We would need to think over: The person with disability, their families or guardians should be part of decision-making around quarantine and self-isolation, including: individual home isolation, communal isolation in common property, using temporary accommodation In-home medical support & if required, increase behaviour support strategies to minimise the use of additional restrictive practices.
Alternative support settings should be considered if: Severe cases of people with COVID-19 require transition to a tertiary facility.
Where isolation is not an option.
Where the person infected lives with others who are more vulnerable to severe effects of exposure to COVID-19, including death, where a person wishes to temporarily relocate to avoid the risk of infection.
For hospital settings: People with disability may present frequently to ED.

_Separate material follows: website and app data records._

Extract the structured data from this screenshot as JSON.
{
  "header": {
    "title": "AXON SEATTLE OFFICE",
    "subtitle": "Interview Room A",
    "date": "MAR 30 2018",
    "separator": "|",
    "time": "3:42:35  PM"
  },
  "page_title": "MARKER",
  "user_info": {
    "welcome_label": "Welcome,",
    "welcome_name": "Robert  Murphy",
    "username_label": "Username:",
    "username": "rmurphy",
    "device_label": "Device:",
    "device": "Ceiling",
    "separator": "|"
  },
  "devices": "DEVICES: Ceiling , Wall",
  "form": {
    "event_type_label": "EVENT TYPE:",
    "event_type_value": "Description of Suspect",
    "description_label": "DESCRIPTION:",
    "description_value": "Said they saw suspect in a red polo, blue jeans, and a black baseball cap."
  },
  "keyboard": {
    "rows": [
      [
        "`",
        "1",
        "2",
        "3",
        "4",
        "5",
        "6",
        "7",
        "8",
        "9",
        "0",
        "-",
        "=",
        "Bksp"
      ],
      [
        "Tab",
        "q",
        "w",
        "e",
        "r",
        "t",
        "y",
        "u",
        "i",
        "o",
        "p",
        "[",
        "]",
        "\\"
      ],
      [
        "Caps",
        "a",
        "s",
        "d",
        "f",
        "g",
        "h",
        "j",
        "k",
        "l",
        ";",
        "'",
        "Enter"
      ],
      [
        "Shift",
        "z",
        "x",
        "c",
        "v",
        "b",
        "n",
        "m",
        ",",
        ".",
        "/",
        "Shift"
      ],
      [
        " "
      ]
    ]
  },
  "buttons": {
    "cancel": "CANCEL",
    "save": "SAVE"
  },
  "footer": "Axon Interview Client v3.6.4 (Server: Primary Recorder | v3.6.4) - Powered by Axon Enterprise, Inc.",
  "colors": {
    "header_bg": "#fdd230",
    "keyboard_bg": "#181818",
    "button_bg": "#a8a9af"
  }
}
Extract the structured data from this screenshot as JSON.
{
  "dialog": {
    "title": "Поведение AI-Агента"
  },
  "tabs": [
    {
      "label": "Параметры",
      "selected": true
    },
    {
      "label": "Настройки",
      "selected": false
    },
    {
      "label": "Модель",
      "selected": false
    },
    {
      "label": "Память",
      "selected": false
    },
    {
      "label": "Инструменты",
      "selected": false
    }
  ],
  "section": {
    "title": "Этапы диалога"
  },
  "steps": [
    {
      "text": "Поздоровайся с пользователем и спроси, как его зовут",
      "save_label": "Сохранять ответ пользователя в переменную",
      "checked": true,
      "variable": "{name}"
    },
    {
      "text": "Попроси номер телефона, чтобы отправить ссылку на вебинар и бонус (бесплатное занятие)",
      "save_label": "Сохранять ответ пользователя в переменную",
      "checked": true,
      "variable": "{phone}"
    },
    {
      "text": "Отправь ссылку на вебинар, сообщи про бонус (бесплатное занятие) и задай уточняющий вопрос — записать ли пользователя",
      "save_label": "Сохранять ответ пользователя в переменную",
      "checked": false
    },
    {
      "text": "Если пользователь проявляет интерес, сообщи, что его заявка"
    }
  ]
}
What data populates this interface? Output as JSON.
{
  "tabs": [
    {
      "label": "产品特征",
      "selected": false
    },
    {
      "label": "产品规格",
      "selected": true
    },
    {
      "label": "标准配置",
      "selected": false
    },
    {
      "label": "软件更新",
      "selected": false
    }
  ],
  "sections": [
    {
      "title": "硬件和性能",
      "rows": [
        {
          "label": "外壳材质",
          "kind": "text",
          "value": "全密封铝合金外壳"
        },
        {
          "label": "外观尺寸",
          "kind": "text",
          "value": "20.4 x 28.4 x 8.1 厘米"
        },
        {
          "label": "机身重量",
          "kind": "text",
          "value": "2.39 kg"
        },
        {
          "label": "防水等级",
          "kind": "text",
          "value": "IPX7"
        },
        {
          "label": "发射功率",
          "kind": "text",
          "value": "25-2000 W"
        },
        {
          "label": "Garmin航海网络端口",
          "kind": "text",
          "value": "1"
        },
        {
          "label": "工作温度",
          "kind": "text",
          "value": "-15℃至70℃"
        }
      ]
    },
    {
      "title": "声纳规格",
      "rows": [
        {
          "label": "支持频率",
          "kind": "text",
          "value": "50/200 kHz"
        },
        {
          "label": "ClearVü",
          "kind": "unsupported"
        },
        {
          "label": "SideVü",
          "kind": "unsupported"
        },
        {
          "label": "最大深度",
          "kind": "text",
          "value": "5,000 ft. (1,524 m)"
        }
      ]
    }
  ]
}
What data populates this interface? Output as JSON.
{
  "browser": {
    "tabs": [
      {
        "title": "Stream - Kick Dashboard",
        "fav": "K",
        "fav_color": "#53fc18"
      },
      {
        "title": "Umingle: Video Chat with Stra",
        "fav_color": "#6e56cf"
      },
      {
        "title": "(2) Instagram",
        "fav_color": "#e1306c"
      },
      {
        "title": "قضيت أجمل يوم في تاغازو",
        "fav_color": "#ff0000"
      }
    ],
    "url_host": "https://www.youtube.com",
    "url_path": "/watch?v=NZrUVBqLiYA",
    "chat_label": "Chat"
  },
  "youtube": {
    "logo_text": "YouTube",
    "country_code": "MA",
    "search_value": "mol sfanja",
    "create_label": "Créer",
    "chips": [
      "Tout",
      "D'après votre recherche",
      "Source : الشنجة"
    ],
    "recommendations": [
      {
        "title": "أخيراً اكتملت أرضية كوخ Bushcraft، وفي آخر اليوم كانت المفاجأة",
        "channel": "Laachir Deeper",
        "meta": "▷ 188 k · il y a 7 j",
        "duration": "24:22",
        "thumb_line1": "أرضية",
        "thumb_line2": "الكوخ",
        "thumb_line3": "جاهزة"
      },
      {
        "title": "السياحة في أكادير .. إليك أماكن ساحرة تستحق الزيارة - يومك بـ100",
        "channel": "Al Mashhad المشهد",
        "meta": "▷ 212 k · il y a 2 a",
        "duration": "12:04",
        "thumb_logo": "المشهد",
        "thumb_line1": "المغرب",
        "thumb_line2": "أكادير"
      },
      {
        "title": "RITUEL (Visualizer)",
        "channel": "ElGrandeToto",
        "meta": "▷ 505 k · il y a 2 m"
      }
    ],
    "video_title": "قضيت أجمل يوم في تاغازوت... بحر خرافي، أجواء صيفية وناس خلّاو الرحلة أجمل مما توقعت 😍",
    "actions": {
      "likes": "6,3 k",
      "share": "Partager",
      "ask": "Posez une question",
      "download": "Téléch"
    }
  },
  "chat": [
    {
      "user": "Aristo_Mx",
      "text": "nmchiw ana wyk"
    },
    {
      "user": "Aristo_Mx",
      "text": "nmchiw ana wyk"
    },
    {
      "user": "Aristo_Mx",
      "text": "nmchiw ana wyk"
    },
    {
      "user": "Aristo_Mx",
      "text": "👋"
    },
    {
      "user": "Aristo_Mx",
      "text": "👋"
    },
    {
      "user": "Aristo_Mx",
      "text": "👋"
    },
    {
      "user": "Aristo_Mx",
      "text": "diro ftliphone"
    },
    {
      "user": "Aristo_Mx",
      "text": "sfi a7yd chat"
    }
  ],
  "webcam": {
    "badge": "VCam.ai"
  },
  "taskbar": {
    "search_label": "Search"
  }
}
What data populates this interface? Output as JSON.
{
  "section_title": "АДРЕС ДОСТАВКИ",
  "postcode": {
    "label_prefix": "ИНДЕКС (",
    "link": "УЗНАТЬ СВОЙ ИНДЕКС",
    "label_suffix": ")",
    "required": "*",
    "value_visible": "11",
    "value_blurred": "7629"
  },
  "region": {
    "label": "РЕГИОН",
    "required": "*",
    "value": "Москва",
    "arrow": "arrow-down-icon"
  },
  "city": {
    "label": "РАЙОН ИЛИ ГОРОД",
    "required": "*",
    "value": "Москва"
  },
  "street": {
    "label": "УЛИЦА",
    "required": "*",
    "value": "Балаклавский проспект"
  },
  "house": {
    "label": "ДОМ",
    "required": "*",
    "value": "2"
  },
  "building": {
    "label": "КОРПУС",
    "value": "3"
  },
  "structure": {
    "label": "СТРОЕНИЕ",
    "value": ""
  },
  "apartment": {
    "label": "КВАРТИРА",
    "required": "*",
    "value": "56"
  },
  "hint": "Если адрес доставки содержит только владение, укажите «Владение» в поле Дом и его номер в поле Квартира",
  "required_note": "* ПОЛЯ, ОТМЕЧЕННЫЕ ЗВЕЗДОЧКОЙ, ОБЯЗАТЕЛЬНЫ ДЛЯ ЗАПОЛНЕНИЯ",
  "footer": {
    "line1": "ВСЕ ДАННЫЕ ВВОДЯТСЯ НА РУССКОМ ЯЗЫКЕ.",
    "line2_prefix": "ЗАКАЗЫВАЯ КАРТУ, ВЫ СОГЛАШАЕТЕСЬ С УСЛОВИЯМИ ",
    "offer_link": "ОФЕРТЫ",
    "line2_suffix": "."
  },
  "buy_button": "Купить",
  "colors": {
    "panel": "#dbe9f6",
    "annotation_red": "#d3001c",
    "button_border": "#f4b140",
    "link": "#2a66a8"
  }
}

Past inpatient experiences may affect the willingness of a person to present if COVID-19 symptoms present.
Some people with disability may experience diagnostic overshadowing - (by support workers, and healthcare workers in EDs, ICUs and other tertiary settings) or experience more rapid clinical and behavioural deterioration.
These issues could, in some instances, place the person, or health workers, and other patients at risk.
Support equitable access to health care including ICU treatment, and triaging of care for people with disability.
Support discharge planning for people with disability and where appropriate, include support workers and families in the process.
For residential support settings: Sample procedures and protocols are widely available for service - providers to use in the event of a suspected or confirmed case.
Establishing a support worker network which enables rapid - deployment of staff to replace support workers who may be required to isolate.
4. Manage and support health and disability workforce, and informal supporters Implement surge workforce options, such as sourcing nursing or other support staff to assist with the health care needs of a person with disability if their families, carers and/or support workers have confirmed COVID-19 infection.
Develop guidelines for the best use of the limited supply of PPE.
Develop options for technology and equipment, including telehealth, to enable remote monitoring of patients, particularly for people remaining in their home environment, and people living in rural and regional settings.